|In the left corner, Pierre Joris; in the right corner Adrian Clarke|
My ‘Poetics and the manifesto: On Pierre Joris and Adrian Clarke’ has just been published by Jacket 2. It begins with one of my pleas for writerly speculative poetics. ‘The writings writers write about writing have been curiously misread.’ I continue: ‘Battling the impossibility of being their own readers, writers are drawn to fuzzy logic when it comes to thinking and externalizing their thinking about the purpose, activity, outcomes, and future of writing that results in text that can be unstable in a variety of ways, and is sometimes difficult to read. However, there is enough commonality among these writings to group them as members of a discourse, one called ‘poetics,’ and a prospective study of poetics is most revealingly conducted using examples that orient themselves in form, towards form, and that reveal themselves as hybrid and playful, fragmented or highly formal.’

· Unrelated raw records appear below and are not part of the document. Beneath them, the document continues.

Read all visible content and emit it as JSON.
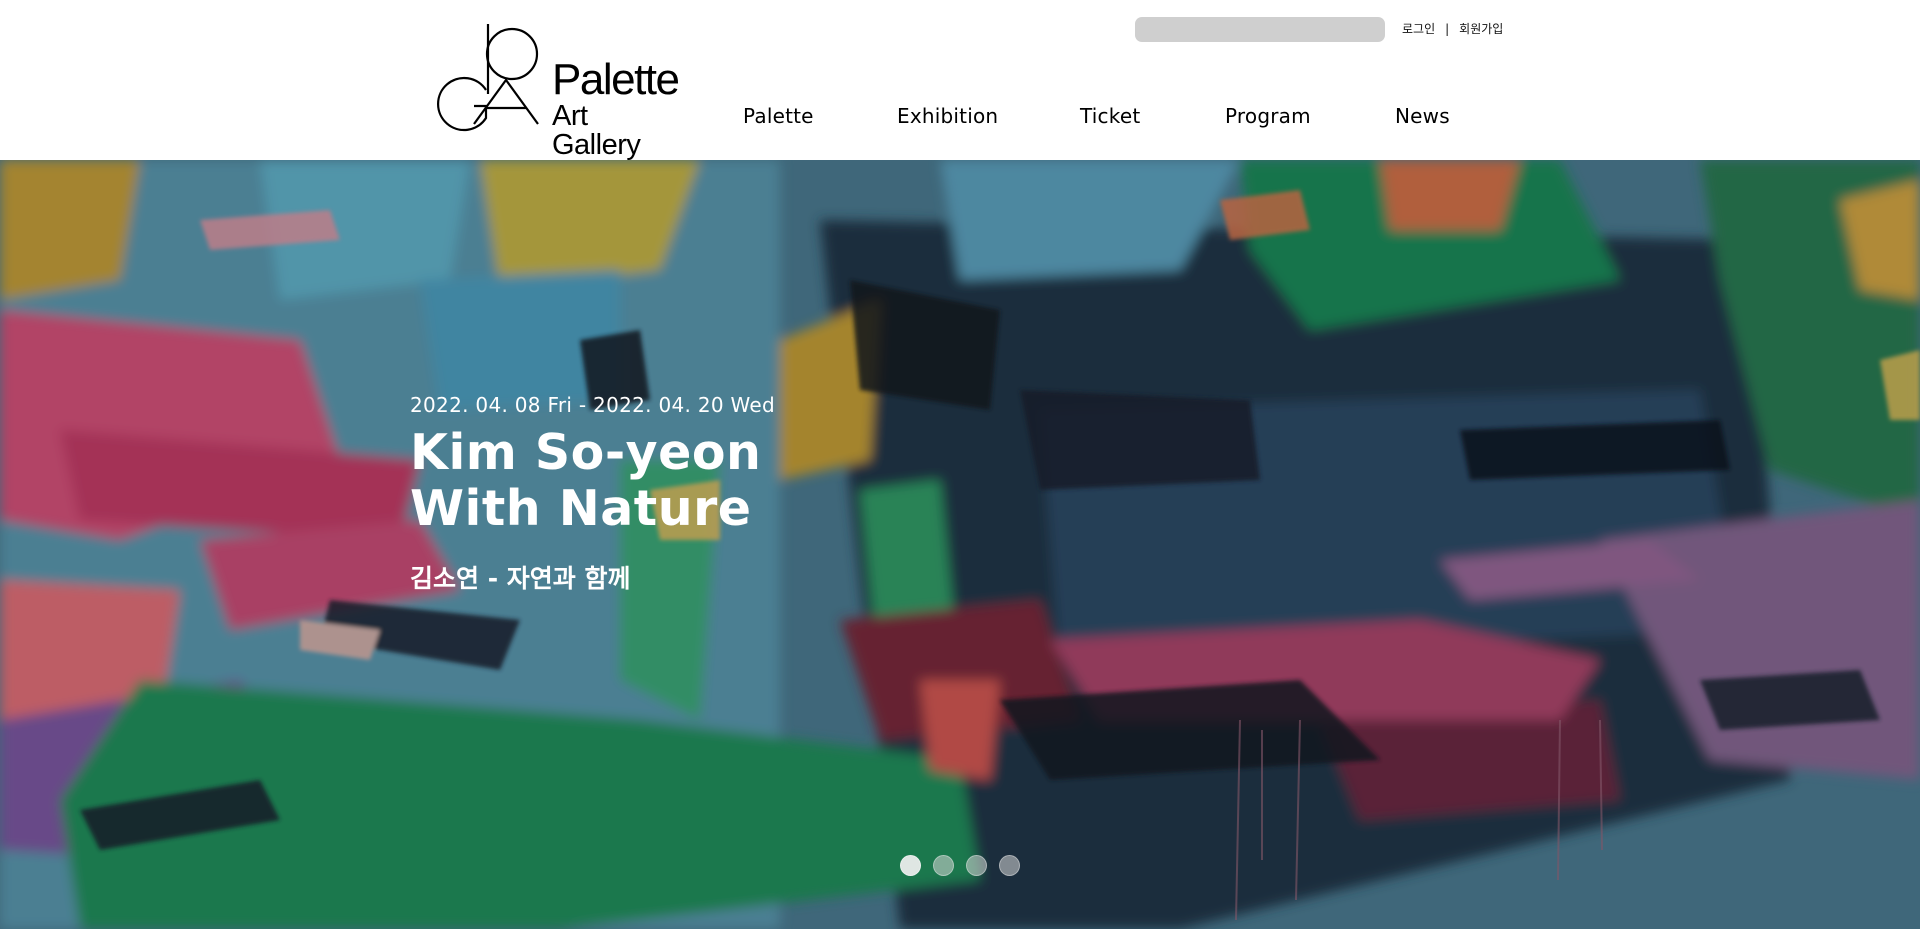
{
  "brand": {
    "line1": "Palette",
    "line2": "Art Gallery",
    "monogram": "PAG monogram logo"
  },
  "search": {
    "value": "",
    "placeholder": ""
  },
  "util_links": {
    "login": "로그인",
    "separator": "|",
    "signup": "회원가입"
  },
  "nav": [
    {
      "label": "Palette"
    },
    {
      "label": "Exhibition"
    },
    {
      "label": "Ticket"
    },
    {
      "label": "Program"
    },
    {
      "label": "News"
    }
  ],
  "hero": {
    "date": "2022. 04. 08 Fri - 2022. 04. 20 Wed",
    "title_line1": "Kim So-yeon",
    "title_line2": "With Nature",
    "subtitle": "김소연 - 자연과 함께",
    "slides_total": 4,
    "active_slide": 1
  },
  "colors": {
    "header_bg": "#ffffff",
    "search_bg": "#cfcfcf",
    "hero_text": "#ffffff",
    "dot_active": "#f0f0f0",
    "dot_inactive": "#d7d7d7"
  }
}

Then I contrast the nomad poetics of Pierre Joris with its contestation by Adrian Clarke. It ends in an odd place: arguing that we cannot argue over poetics in this discursive way. I was tempted to adopt I.A. Richards’ term ‘pseudo-statement’ to describe the truth-claims of poetics, but opt for a loose hands-off version of Lyotard’s ‘differend’. And there’s lots of nomadic and anti-nomadic poetics on the way!